And so the discussion continues. Mark Moskowitz, the Atlanta-based southeastern director for the Anti-Defamation League, has written a letter to Alabama Gov. Robert Bentley, asking that he issue an executive order removing the Confederate battle emblem that is displayed on state trooper uniforms and vehicles.
From the letter:
“…The Confederate flag is a potent symbol of slavery and white supremacy, which has made it very popular among white supremacists today. This popularity extends to white supremacists beyond the borders of the United States.
“Although displays of the Confederate flag in the context of museums, historical reenactments or textbooks may be appropriate, in the 21st Century this symbol of hate and oppression has absolutely no place in other official government displays or contexts. Regardless of intent, such governmental displays implicitly convey an acceptance of racism and hatred — and hatred left unchecked can lead to horrific consequences.
“The African American community is fearful and feels vulnerable. At this difficult time, it needs reassurance that law enforcement is committed to protecting the community and treating all people equally before the law.
“The Alabama Law Enforcement Agency emblem is antithetical to instilling such confidence within the African American community and beyond. Undoubtedly, it is highly offensive to many and a cause for mistrust of law enforcement. Furthermore, the emblem is a painful reminder of an ugly period in our nation’s history when some law enforcement agencies and officials were complicit in opposing the civil rights movement. As a result, it may cause fear of Agency officials particularly for persons who lived through those times.
“Removing the Confederate flag from the Agency’s emblem would convey a resounding message that your administration is sensitive to the concerns of the African American community and committed to the public safety of all. We therefore urge you to expeditiously issue an executive order that removes the Confederate flag from the Agency’s emblem and retires all official displays of the current one.”

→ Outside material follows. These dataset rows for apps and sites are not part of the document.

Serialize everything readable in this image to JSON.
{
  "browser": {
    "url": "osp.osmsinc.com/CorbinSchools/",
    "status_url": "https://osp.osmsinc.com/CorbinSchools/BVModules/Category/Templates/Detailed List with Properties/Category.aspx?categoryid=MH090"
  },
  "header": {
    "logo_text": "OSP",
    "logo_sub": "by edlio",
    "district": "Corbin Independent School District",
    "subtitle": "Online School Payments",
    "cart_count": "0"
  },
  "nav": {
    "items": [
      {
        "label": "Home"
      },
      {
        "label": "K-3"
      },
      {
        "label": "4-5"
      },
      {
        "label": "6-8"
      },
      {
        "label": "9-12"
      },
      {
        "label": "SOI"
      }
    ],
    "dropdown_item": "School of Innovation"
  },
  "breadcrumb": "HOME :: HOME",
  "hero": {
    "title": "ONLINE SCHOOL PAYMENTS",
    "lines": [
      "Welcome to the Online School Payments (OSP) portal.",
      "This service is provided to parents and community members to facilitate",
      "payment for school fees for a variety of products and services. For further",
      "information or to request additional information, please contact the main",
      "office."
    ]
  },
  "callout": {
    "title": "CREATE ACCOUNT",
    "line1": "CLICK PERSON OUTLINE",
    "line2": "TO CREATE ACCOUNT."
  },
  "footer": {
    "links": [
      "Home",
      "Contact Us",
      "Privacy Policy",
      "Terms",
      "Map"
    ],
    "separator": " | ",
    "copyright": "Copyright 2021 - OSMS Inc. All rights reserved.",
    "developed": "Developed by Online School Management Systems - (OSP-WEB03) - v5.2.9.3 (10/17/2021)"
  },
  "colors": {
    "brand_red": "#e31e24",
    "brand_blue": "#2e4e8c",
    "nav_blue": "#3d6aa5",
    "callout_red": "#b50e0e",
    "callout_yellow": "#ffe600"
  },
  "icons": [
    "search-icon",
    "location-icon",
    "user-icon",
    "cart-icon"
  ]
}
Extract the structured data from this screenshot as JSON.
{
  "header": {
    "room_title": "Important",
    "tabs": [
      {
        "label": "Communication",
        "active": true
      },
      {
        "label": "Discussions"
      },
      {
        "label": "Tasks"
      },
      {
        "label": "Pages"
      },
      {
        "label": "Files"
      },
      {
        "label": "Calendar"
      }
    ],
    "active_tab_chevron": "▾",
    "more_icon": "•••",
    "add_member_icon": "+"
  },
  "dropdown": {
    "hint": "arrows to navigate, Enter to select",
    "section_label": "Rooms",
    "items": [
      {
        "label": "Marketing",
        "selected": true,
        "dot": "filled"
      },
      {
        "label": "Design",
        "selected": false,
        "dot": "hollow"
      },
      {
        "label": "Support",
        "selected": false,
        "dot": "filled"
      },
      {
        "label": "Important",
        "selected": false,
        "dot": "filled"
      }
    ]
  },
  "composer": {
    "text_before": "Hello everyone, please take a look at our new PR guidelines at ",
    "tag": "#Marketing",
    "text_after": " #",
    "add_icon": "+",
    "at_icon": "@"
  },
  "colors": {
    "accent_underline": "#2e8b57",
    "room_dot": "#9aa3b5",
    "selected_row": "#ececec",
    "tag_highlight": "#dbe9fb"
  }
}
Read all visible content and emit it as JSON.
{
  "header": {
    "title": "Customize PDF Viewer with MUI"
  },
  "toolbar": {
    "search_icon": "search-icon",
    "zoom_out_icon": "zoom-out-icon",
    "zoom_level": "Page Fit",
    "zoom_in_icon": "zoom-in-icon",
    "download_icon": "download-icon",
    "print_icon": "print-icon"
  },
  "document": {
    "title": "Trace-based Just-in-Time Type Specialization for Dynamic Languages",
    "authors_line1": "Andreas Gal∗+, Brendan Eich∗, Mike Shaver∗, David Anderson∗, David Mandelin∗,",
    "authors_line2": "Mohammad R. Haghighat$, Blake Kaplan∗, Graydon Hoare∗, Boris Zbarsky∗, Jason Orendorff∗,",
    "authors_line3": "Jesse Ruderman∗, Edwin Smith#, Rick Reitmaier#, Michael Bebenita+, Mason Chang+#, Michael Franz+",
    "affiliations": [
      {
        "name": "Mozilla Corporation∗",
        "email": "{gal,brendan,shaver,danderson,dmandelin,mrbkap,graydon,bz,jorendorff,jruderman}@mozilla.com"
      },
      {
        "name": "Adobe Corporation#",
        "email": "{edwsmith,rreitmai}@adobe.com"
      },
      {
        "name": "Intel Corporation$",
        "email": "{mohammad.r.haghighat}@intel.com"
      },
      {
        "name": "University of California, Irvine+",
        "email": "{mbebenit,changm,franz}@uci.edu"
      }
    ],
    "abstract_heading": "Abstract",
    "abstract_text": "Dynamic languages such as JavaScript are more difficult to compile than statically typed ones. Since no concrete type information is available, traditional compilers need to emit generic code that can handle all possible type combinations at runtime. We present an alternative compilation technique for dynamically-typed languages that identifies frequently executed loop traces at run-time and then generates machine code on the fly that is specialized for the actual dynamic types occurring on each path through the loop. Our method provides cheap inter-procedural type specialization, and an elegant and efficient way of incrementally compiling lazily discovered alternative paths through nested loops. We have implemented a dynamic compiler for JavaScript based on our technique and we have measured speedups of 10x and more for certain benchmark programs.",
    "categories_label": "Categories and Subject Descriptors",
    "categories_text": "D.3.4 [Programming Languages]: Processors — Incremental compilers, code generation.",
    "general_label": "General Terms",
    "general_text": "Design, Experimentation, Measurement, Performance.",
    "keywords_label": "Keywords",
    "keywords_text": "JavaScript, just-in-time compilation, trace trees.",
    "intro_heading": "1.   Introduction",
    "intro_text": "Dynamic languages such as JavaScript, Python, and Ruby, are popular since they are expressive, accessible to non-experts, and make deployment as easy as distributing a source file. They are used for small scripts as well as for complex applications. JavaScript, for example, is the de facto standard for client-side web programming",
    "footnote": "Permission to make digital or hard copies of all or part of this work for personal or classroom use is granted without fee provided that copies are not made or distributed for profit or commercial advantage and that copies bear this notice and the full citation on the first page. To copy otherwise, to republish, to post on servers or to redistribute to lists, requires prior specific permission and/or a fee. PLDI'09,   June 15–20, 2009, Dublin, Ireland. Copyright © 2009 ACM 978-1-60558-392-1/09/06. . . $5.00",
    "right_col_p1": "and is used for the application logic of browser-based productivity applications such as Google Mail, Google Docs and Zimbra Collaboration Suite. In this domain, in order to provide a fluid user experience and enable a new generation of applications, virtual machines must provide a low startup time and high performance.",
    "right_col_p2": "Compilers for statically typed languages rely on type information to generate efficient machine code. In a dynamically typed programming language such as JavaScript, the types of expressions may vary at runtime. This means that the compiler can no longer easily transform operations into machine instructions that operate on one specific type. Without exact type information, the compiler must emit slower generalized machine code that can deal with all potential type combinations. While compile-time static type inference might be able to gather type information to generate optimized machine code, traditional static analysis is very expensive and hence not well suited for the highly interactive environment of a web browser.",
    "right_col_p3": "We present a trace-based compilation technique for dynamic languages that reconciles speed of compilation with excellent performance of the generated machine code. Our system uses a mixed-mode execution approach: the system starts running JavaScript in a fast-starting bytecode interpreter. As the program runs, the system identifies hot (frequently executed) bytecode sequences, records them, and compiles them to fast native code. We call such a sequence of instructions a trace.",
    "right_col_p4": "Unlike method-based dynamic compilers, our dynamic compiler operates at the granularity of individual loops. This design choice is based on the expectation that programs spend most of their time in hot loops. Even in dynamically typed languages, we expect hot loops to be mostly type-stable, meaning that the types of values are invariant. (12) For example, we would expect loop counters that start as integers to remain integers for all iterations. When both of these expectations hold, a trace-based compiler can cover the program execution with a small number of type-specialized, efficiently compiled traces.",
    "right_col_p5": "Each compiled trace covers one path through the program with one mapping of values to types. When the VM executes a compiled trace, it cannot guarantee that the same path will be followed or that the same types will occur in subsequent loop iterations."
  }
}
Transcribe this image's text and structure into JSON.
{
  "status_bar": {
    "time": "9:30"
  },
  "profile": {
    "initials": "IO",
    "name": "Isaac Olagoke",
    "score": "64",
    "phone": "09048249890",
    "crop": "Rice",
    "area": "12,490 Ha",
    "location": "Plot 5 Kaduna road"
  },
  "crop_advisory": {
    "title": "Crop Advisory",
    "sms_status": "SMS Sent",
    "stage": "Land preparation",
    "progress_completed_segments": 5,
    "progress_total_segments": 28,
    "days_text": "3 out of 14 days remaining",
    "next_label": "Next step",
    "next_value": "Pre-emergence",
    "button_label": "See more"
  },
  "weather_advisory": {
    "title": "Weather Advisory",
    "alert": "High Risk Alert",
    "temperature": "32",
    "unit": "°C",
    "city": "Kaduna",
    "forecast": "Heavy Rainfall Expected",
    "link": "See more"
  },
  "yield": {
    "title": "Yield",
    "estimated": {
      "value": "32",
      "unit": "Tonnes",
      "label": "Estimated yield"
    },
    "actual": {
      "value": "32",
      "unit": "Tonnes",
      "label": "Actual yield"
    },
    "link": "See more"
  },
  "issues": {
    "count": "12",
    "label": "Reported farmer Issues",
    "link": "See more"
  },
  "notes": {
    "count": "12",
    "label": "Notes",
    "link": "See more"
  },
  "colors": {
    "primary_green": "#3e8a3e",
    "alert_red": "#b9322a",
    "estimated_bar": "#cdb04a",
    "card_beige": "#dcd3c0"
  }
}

An executive order isn’t out of the question. Last month, days after the shooting of nine black church-goers in Charleston, S.C., the Alabama governor unilaterally orchestrated the removal of four Confederate flags from his state’s capitol grounds.
“We do not need a symbol that is portrayed by many people as racist,” he said.